Putting her adrenaline-fueled mouth to good use, O'Toole continued to book and promote shows for Gone Mad, then added other local acts, such as Endo and Darwin's Waiting Room, to the list of bands she promotes. She's booked shows at Kim's, Roxy in Fort Lauderdale, and Grand Prix Race-O-Rama in Dania Beach. "I just got addicted," she explains.
O'Toole also has mounted a full-on press campaign, which has resulted in local radio appearances by the bands she promotes. "My main goal is to let audiences and bar owners know what's out there," she says. "People want to see music; it's part of everyone's life. I'm only one person, but I'm gonna try my hardest."
(O'Toole's next show features Endo, Darwin's Waiting Room, and Gone Mad at Kim's Alley Bar, 1920 E. Sunrise Blvd., Fort Lauderdale, 954-763-7886, on Saturday, March 27, at 7:30 p.m.)

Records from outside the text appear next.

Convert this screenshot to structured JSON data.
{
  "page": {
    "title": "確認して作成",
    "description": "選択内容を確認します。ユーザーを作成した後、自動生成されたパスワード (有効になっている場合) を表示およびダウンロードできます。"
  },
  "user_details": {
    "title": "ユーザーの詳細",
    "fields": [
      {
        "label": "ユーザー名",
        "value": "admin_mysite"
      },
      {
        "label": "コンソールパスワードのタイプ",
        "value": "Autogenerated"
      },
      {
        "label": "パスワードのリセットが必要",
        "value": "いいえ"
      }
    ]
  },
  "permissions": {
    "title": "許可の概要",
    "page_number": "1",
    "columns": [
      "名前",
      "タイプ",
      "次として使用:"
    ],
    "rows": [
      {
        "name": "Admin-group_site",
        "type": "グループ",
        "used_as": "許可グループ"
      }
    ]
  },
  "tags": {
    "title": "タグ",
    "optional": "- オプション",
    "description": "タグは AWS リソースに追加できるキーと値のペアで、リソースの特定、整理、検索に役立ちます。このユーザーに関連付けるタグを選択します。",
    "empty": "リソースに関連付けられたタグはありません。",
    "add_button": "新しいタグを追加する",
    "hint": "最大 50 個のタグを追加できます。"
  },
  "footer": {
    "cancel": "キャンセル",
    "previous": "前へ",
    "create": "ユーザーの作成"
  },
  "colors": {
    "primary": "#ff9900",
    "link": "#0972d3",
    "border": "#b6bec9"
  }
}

The Culture Room in Fort Lauderdale is the highest-profile outlet for local rock acts right now. Its owner, Greg Aliferis, is a seasoned veteran of the South Florida music industry, having booked national acts and managed venues in Broward and Miami-Dade counties since the early '80s. Last October he transformed his teen dance club, the Viper Room, into the Culture Room after receiving a long-sought liquor license. After opening, the club began hosting local rockers three nights a week, up to five bands each night, giving nearly any act a chance to play. "I always felt there was a true void there," Aliferis says of the limited number of rock venues available.